__EXTRACTED MATERIAL__

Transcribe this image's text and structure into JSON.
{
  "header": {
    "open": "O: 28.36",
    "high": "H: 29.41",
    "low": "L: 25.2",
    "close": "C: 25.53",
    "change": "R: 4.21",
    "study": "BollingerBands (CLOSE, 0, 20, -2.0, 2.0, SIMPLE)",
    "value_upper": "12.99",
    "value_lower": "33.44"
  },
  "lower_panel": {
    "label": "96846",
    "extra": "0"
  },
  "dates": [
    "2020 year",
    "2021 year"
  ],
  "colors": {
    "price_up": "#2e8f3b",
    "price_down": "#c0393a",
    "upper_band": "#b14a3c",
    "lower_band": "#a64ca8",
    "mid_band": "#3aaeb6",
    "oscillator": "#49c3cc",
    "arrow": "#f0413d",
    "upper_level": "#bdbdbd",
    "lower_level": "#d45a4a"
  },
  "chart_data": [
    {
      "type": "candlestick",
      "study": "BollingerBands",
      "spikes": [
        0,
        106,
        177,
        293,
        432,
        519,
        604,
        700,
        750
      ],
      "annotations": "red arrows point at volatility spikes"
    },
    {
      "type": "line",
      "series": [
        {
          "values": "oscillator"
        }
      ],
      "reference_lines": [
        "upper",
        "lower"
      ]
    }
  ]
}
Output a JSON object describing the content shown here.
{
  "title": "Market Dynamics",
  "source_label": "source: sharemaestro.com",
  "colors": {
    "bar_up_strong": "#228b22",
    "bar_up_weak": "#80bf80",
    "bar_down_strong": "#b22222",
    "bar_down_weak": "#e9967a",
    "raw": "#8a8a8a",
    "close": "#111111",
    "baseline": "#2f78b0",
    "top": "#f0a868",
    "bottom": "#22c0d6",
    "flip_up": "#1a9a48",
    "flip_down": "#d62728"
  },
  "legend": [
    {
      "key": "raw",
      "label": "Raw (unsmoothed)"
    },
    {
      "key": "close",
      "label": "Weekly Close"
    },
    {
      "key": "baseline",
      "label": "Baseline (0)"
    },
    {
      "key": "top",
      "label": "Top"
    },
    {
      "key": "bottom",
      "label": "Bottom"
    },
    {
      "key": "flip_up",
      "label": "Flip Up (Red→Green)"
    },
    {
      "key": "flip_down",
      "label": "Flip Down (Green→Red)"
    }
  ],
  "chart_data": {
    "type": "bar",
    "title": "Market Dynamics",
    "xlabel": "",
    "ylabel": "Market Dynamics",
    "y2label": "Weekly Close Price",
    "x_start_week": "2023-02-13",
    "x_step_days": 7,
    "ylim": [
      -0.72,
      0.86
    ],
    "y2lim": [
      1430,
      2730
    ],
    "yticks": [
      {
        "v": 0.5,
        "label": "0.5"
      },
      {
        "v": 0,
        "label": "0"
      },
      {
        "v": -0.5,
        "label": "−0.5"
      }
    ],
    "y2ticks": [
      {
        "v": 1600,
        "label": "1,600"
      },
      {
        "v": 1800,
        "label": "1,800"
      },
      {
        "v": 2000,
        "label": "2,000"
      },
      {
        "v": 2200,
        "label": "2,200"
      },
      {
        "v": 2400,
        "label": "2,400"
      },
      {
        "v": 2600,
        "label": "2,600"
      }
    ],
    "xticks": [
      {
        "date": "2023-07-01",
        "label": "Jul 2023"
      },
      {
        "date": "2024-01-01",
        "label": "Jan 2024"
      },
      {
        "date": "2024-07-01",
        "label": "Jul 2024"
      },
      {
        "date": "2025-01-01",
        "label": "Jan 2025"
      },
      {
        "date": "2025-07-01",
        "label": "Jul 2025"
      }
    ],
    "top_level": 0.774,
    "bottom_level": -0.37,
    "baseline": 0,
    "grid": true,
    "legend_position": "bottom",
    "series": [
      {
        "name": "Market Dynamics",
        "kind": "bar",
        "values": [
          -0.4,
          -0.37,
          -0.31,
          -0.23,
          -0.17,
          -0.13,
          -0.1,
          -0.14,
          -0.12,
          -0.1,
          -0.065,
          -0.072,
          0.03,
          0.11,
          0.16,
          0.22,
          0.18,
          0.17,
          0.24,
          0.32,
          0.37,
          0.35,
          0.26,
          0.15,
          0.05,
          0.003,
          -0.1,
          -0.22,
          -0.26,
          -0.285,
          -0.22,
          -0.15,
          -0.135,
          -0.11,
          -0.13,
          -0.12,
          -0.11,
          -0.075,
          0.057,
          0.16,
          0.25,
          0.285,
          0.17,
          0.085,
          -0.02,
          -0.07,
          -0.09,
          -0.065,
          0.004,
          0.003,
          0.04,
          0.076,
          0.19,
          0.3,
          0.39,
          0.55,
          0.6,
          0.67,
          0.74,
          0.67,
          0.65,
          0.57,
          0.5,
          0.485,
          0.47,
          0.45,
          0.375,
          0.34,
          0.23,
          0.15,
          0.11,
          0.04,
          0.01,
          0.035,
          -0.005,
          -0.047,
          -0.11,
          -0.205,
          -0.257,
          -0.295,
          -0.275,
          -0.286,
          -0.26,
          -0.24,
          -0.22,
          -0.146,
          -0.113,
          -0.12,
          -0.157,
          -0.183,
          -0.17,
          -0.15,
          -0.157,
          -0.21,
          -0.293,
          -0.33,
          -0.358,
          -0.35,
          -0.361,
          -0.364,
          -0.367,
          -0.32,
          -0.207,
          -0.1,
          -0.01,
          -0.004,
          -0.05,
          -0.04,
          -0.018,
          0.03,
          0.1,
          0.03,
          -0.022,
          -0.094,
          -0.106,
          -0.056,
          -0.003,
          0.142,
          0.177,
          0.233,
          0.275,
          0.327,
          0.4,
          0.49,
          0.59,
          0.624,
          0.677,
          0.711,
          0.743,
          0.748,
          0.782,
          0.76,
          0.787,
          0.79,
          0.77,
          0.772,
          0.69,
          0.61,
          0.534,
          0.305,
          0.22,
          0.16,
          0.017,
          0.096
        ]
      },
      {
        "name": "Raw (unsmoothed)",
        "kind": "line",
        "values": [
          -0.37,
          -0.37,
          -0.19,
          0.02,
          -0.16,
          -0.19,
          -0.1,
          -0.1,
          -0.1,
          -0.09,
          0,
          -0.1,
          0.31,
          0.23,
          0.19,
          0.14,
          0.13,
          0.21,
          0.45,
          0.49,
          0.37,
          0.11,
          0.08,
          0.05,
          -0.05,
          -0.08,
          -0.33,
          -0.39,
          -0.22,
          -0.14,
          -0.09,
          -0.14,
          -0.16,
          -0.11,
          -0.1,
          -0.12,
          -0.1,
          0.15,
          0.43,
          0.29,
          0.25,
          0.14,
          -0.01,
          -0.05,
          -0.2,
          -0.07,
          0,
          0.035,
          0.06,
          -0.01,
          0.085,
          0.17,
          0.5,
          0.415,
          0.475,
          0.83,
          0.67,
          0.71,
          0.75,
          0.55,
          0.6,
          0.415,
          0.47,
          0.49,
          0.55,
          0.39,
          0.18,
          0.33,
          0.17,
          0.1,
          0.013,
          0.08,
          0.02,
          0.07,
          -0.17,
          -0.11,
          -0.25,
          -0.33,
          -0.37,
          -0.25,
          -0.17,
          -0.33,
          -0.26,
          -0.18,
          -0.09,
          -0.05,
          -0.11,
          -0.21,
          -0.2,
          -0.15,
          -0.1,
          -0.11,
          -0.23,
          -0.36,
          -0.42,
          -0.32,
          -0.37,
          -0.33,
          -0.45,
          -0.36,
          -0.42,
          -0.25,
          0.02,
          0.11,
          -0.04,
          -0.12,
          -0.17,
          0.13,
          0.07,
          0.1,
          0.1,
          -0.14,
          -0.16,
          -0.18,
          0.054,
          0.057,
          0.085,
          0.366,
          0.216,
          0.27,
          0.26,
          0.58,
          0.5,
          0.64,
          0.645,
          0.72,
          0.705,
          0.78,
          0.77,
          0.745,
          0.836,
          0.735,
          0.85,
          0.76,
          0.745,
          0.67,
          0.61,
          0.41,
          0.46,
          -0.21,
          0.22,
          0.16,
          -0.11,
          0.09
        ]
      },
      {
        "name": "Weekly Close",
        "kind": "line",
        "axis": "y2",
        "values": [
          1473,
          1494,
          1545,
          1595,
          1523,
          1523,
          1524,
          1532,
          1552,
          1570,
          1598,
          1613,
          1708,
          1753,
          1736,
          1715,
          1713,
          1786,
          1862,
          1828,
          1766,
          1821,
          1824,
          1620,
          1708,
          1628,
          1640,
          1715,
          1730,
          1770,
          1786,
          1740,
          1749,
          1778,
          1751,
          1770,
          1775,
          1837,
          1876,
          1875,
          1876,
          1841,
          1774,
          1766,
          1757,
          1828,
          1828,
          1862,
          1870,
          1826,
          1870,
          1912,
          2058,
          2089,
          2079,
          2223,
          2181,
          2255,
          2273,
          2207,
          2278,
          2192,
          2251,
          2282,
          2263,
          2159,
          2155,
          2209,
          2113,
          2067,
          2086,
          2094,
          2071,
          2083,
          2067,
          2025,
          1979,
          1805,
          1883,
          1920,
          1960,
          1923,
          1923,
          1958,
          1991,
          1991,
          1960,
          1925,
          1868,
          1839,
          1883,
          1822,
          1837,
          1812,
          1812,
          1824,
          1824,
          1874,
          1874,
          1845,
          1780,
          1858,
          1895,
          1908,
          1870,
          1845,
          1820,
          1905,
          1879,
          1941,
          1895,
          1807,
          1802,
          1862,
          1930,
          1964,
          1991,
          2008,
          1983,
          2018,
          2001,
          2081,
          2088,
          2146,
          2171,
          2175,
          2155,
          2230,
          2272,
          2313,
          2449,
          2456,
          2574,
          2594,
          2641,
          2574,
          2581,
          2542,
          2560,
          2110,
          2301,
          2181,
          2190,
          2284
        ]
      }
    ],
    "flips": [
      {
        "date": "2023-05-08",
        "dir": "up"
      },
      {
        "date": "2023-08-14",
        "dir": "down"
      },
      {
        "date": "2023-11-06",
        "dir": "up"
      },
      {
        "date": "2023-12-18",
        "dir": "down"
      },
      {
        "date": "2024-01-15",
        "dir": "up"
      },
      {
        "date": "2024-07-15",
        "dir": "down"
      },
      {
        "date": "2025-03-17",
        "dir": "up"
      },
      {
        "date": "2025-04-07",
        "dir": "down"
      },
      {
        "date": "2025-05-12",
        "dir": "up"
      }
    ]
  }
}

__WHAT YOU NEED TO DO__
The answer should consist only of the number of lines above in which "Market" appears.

__REPLY__
4